Roll it Out
It's taken me a while to get to it, but it's time to discuss ball rolling. (It's ok if you laugh). No, I don't mean using a foam roller and I don't mean tennis balls, but I mean rolling areas on tension and discomfort out on dense rubber balls intend to bring some relief.
There are many kinds of balls at your disposal, actually, from dense lacrosse balls to small spheres for massaging out the forearms and hands, and it can be difficult to figure out where to start.
Why are you telling me to do this?
Let's start with some questions: If you could have someone massage the big knots at the top of your trapezius every night, would you do it? When's the last time someone dug into your glutes in a massage? How's your IT band feel these days? Do you have neck pain or a tight jaw? Do you wear elevated heel shoes and have sore feet? Back pain? Knee pain? One sided shoulder issues?
Did you answer yes to any of these questions? Then rolling is for you! Without going super in-depth into fascia, adhesions, and knots (which i will definitely do another time), rolling out tissues can restore movement, rehydrate tissue, improve circulation, and create generally a better relationship in your myofascia. (Remember that early post about muscles/fascia/etc?) I wish musicians could have more regular bodywork sessions, similar to professional athletes, but we unfortunately don't get that treatment at a low cost. Ball-rolling is an amazing way to keep that change in your tissues on a daily basis.
Brooke Thomas, a rolfer, wellness lady and movement maven, goes through some of the benefits of foam roller vs. rubber balls vs. lacrosse balls here at Breaking Muscle, so give that a look. I started my rolling experience on lacrosse balls and then moved to Yoga Tune Up® balls, and am now a YTU® teacher, so I may be biased, but I do believe that rolling in general is terrific.
Here are some talking points:
-You control your own roll-out experience, spending as much or as little time and pressure on areas as you see fit.
-Portable and affordable!

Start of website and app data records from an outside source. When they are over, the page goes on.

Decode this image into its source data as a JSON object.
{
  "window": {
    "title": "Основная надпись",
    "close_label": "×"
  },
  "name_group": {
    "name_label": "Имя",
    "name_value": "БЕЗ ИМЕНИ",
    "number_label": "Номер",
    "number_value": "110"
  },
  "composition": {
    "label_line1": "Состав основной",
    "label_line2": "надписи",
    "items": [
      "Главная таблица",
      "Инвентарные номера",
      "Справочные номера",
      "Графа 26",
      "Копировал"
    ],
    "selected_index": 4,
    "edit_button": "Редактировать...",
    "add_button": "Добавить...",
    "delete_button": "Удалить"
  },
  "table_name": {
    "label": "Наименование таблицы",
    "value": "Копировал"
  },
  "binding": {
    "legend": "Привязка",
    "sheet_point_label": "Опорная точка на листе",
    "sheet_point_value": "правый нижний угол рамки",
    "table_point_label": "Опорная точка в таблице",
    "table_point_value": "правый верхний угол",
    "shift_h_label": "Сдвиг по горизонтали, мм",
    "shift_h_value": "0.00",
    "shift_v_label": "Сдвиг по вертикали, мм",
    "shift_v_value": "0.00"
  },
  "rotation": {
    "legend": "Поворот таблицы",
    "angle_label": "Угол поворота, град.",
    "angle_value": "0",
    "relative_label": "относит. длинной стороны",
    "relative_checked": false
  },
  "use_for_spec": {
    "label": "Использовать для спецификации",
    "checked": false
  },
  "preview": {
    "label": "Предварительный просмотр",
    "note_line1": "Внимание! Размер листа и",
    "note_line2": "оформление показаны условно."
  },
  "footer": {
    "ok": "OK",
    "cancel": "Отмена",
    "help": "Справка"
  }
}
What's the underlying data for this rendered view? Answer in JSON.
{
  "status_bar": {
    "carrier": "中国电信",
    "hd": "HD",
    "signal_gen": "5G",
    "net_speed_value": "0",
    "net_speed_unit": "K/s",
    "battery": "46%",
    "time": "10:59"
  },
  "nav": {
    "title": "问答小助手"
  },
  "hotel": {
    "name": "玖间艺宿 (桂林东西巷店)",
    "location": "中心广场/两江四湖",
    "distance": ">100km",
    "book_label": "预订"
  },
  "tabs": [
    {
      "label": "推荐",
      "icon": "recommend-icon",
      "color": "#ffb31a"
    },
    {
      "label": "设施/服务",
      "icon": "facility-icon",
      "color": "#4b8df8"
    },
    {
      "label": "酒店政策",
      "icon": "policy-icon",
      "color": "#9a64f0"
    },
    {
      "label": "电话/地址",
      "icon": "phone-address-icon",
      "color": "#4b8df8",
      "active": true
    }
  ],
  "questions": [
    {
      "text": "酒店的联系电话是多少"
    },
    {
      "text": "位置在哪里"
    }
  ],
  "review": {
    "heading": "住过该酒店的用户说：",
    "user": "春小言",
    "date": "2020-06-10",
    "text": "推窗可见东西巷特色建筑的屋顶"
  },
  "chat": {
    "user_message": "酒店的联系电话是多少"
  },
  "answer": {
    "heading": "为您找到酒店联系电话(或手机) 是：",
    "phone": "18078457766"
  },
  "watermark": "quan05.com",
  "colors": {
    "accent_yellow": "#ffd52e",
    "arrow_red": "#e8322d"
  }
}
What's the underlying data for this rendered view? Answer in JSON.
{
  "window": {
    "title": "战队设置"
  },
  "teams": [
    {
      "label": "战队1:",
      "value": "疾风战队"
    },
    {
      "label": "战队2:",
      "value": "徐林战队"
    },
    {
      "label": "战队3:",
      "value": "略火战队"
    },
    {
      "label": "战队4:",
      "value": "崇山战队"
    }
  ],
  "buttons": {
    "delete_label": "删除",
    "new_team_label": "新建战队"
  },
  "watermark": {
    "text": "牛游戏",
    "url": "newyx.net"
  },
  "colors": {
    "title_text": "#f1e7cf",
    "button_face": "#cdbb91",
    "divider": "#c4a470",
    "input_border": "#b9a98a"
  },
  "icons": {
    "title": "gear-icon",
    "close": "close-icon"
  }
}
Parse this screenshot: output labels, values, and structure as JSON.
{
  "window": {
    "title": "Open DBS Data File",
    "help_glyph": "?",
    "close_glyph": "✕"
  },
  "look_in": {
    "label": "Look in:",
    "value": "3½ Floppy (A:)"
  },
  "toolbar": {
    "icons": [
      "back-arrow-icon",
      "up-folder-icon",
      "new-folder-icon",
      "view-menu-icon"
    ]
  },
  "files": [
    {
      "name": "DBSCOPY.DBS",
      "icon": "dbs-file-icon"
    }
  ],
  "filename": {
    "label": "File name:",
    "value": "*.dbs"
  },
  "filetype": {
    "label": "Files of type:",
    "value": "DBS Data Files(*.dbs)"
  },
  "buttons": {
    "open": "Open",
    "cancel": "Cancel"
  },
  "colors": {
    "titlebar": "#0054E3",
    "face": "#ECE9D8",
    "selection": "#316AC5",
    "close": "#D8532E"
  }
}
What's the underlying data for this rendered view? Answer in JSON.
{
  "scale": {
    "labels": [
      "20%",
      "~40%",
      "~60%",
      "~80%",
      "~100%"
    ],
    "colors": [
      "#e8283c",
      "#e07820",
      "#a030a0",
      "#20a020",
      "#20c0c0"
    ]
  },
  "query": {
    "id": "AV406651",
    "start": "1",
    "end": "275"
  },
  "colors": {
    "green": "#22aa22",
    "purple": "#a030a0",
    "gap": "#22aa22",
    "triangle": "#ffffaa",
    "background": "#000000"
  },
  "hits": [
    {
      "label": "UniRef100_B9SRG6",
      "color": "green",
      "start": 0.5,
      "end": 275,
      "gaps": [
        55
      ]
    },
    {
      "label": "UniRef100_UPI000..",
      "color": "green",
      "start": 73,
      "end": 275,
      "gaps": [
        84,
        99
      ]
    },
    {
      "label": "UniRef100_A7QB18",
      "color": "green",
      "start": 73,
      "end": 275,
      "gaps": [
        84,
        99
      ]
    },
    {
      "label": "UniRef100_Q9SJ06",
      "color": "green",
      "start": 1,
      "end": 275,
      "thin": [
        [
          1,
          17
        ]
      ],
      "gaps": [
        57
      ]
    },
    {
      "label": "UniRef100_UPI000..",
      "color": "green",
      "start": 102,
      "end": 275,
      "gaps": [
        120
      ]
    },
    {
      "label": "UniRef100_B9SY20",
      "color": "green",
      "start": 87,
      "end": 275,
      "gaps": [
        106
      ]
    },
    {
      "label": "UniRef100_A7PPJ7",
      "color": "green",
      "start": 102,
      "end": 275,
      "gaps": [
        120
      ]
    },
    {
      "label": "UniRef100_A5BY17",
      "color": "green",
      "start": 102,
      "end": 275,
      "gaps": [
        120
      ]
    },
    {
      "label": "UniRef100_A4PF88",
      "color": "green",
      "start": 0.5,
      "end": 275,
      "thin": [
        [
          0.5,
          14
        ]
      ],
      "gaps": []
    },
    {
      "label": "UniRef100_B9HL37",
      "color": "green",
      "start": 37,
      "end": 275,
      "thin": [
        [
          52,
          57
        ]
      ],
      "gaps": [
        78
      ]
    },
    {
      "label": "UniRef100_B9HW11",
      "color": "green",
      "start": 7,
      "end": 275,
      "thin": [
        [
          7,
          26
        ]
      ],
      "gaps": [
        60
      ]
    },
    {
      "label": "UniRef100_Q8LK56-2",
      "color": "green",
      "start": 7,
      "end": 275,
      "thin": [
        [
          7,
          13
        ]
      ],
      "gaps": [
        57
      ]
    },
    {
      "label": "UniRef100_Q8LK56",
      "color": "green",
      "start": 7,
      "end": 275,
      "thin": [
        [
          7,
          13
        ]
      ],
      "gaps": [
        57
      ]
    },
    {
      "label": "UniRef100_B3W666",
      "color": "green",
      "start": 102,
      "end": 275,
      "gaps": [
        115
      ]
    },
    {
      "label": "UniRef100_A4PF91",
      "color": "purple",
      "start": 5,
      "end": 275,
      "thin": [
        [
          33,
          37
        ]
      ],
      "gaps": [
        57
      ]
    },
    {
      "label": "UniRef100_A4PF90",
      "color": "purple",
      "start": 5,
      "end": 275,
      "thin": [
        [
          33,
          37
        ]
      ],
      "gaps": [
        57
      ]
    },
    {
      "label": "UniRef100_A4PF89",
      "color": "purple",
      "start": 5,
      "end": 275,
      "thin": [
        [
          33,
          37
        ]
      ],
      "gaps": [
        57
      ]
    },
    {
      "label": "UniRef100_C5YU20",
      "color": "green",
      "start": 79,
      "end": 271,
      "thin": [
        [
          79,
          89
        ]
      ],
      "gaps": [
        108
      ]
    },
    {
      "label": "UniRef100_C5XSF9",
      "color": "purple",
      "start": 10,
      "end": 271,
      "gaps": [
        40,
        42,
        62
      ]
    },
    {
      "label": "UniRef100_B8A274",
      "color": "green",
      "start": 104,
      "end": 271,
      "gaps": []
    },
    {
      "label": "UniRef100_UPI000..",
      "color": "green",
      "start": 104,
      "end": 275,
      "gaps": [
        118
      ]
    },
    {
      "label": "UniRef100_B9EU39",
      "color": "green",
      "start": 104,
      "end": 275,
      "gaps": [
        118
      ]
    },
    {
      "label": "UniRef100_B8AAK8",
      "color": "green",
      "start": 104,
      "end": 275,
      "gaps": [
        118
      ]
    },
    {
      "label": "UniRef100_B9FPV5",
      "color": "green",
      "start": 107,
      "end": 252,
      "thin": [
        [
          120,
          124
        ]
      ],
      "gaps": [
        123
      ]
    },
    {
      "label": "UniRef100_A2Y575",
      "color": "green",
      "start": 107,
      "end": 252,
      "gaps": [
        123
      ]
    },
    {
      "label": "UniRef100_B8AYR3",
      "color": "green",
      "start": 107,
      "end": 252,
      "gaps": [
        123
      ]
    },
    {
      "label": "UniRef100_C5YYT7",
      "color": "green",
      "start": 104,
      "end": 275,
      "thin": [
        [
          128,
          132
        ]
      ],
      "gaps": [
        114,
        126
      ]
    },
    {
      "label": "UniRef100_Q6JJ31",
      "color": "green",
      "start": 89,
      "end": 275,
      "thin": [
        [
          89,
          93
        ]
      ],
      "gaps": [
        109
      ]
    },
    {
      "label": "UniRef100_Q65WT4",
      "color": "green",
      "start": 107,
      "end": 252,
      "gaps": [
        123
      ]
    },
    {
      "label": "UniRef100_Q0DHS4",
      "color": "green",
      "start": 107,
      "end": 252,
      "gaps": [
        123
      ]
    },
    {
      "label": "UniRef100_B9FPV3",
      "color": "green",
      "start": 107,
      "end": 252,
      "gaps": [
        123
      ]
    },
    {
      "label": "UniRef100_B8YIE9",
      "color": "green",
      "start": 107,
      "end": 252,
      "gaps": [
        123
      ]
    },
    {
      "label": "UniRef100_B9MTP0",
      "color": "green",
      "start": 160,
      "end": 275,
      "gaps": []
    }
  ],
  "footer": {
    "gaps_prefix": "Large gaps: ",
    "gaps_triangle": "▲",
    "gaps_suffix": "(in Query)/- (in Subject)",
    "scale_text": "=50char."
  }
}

-More specific than a foam roller.
-A great way to continue feeling good after a massage, rolfing session, yoga class, etc.
Are you ready to get started? Here's a video that tackles the perpetual knots in the upper back, what I like to call the Trapezius Armadillo. (Violinist/violists have huge knots on the left side!)